Mr. Ransom's original work was recompiled from various electronic files, and partially recaptured by OCR. The text was marked up in XML, and then converted to HTML. This guide was extensively reformatted in HTML in 2010.


This publication is based on a survey of Connecticut's civic Civil War monuments that was undertaken with the assistance of a matching grant-in-aid from the National Park Service, U.S. Department of the Interior, through the Connecticut Historical Commission, John W. Shannahan, Director and State Historic Preservation Officer. The project could not have gone forward without the support of Mr. Shannahan, his Deputy, Dawn Maddox, and Survey and Grants Director, Mary M. Donohue.

Mary M. Donohue willingly promoted the survey even though Civil War monuments had been largely ignored by the state's cultural resource managers who came before her; for her initiative she has my profound gratitude. Dawn Maddox made notable improvement to the text through thorough and sensitive editing for which she is widely known. Michael A. McBride added a knowledgeable critique of Civil War military terms and service information from the Adjutant General's records.

I also wish to thank my professional colleagues Gregory E. Andrews and W. Phillips Barlow for their fieldwork. David Ruell and Laura S. Zelasnik by original research in Concord, New Hampshire, and New York City, respectively, added heretofore unknown information about the activities of James G. Batterson in those cities. Cassandra Corrigan's mastery of database intricacies was essential to organizing the information.

On a statewide basis, the solid information supplied by municipal historians and public library reference librarians was most impressive.
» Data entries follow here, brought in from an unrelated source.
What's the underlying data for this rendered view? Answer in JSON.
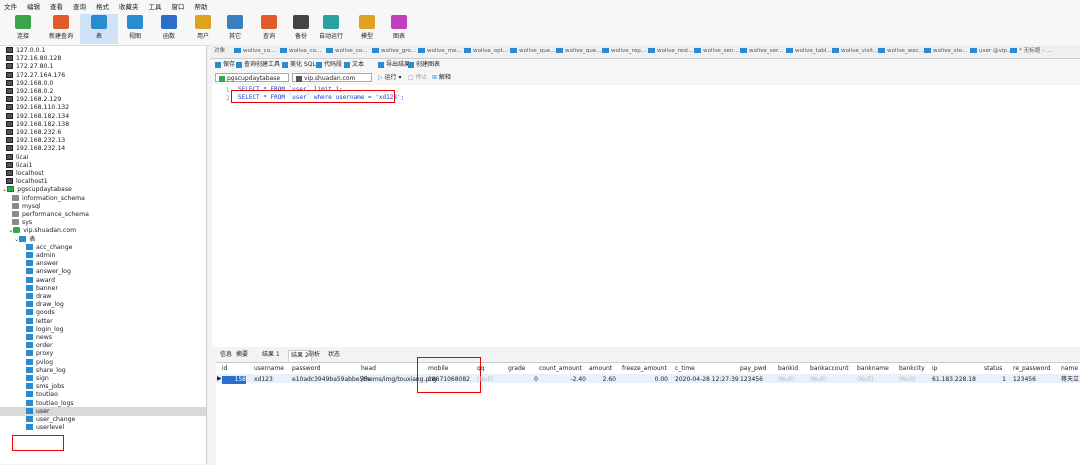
{
  "menu": [
    "文件",
    "编辑",
    "查看",
    "查询",
    "格式",
    "收藏夹",
    "工具",
    "窗口",
    "帮助"
  ],
  "toolbar": [
    {
      "label": "连接",
      "color": "#3aa64a"
    },
    {
      "label": "新建查询",
      "color": "#e05a2a"
    },
    {
      "label": "表",
      "color": "#2a8bd0",
      "active": true
    },
    {
      "label": "视图",
      "color": "#2a8bd0"
    },
    {
      "label": "函数",
      "color": "#2a6fd0"
    },
    {
      "label": "用户",
      "color": "#e0a020"
    },
    {
      "label": "其它",
      "color": "#3a7fc0"
    },
    {
      "label": "查询",
      "color": "#e05a2a"
    },
    {
      "label": "备份",
      "color": "#444444"
    },
    {
      "label": "自动运行",
      "color": "#2aa0a0"
    },
    {
      "label": "模型",
      "color": "#e0a020"
    },
    {
      "label": "图表",
      "color": "#c040c0"
    }
  ],
  "tree": {
    "connections": [
      "127.0.0.1",
      "172.16.80.128",
      "172.27.80.1",
      "172.27.164.176",
      "192.168.0.0",
      "192.168.0.2",
      "192.168.2.129",
      "192.168.110.132",
      "192.168.182.134",
      "192.168.182.138",
      "192.168.232.6",
      "192.168.232.13",
      "192.168.232.14",
      "licai",
      "licai1",
      "localhost",
      "localhost1",
      "pgscupdaytabase"
    ],
    "databases": [
      "information_schema",
      "mysql",
      "performance_schema",
      "sys",
      "vip.shuadan.com"
    ],
    "tables_group": "表",
    "tables": [
      "acc_change",
      "admin",
      "answer",
      "answer_log",
      "award",
      "banner",
      "draw",
      "draw_log",
      "goods",
      "letter",
      "login_log",
      "news",
      "order",
      "proxy",
      "pvlog",
      "share_log",
      "sign",
      "sms_jobs",
      "toutiao",
      "toutiao_logs",
      "user",
      "user_change",
      "userlevel"
    ],
    "selected_table": "user"
  },
  "tabs": {
    "objects_label": "对象",
    "items": [
      "wolive_co...",
      "wolive_co...",
      "wolive_co...",
      "wolive_gro...",
      "wolive_me...",
      "wolive_opt...",
      "wolive_que...",
      "wolive_que...",
      "wolive_rep...",
      "wolive_rest...",
      "wolive_sen...",
      "wolive_ser...",
      "wolive_tabl...",
      "wolive_visit...",
      "wolive_wec...",
      "wolive_sto...",
      "user @vip...",
      "* 无标题 - ..."
    ]
  },
  "query_toolbar": [
    "保存",
    "查询创建工具",
    "美化 SQL",
    "代码段",
    "文本",
    "导出结果",
    "创建图表"
  ],
  "db_bar": {
    "connection": "pgscupdaytabase",
    "database": "vip.shuadan.com",
    "run": "运行",
    "stop": "停止",
    "explain": "解释"
  },
  "editor": {
    "lines": [
      {
        "num": "1",
        "text": "SELECT * FROM `user` limit 1;"
      },
      {
        "num": "2",
        "text": "SELECT * FROM `user` where username = 'xd123';"
      }
    ]
  },
  "result_tabs": [
    "信息",
    "摘要",
    "结果 1",
    "结果 2",
    "剖析",
    "状态"
  ],
  "grid": {
    "columns": [
      "id",
      "username",
      "password",
      "head",
      "mobile",
      "qq",
      "grade",
      "count_amount",
      "amount",
      "freeze_amount",
      "c_time",
      "pay_pwd",
      "bankid",
      "bankaccount",
      "bankname",
      "bankcity",
      "ip",
      "status",
      "re_password",
      "name"
    ],
    "row": {
      "id": "158",
      "username": "xd123",
      "password": "e10adc3949ba59abbe56e",
      "head": "/thems/img/touxiang.png",
      "mobile": "18671068082",
      "qq": "(Null)",
      "grade": "0",
      "count_amount": "-2.40",
      "amount": "2.60",
      "freeze_amount": "0.00",
      "c_time": "2020-04-28 12:27:39",
      "pay_pwd": "123456",
      "bankid": "(Null)",
      "bankaccount": "(Null)",
      "bankname": "(Null)",
      "bankcity": "(Null)",
      "ip": "61.183.228.18",
      "status": "1",
      "re_password": "123456",
      "name": "蒋天立"
    }
  }
}
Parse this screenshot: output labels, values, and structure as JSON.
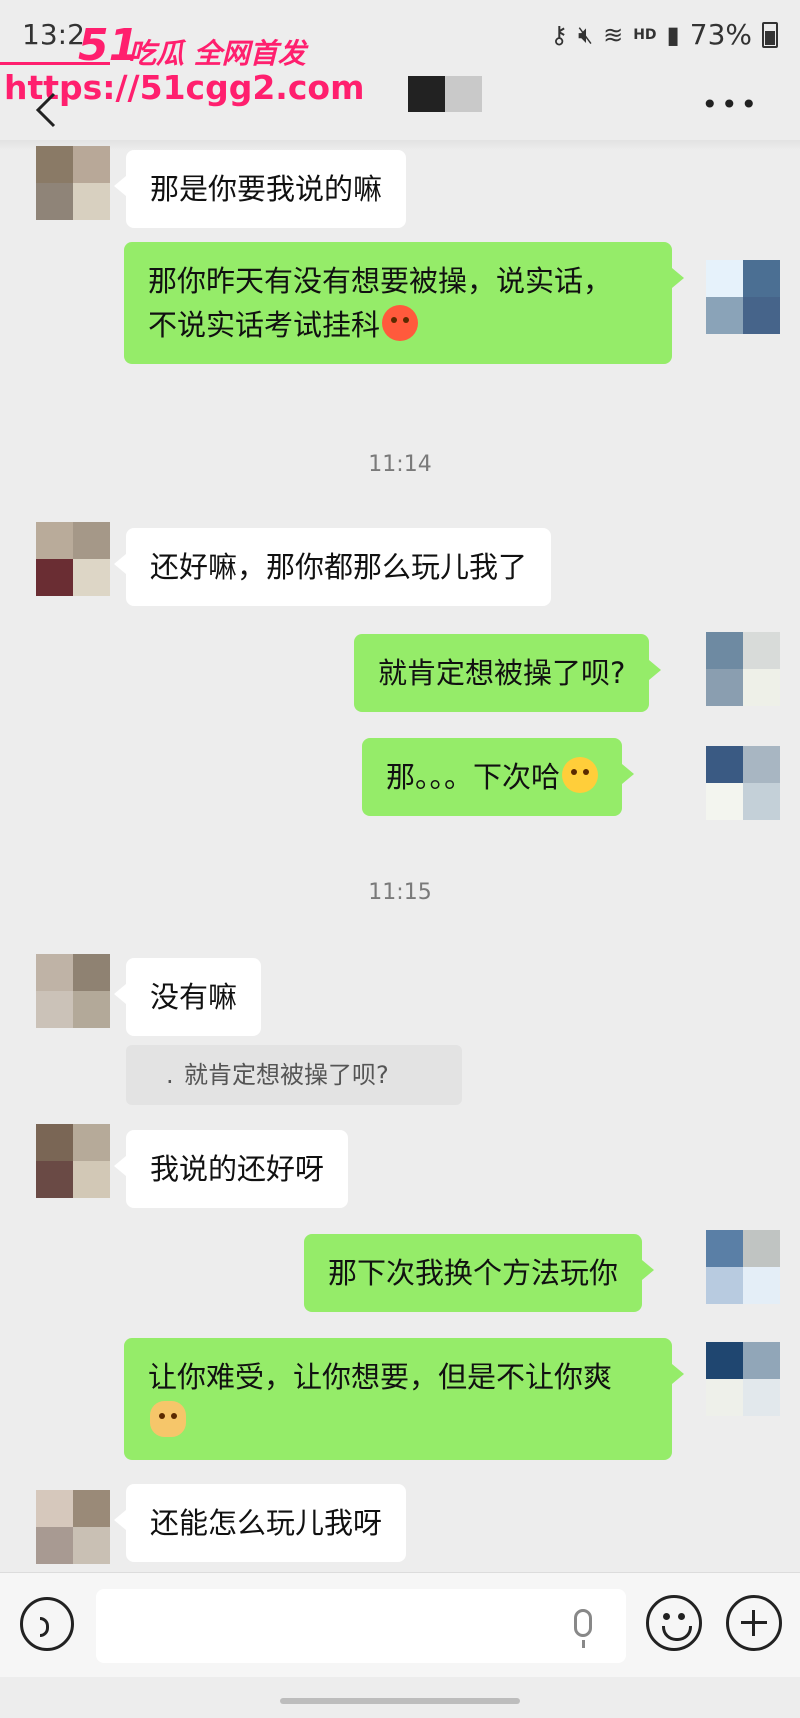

These historians and librarians function with high efficiency in accurately tracking the state's history. A unique source of information was the extensive records of the Smith Granite Company, which are meticulously maintained by Isaac Gallup Smith, Jr. Mr. Smith was most gracious in sharing the treasures of his peerless resource.

The Connecticut Historical Society, Christopher P. Bickford, former Executive Director, generously undertook this publication of the survey. Everett C. Wilkie, Jr., editor of the Bulletin, offered enthusiastic encouragement from the first, while Assistant Editor Jill Padelford acted imaginatively as desk-top publisher. To Diana Royce and Kelly Nolin go my warmest thanks for their volunteer commitment to the difficult but essential task of proofreading.

While I gratefully acknowledge assistance from these and other sources, the responsibility for judgment decisions is mine. Any errors or omissions must be ascribed to me.

— David F. Ransom
September 1996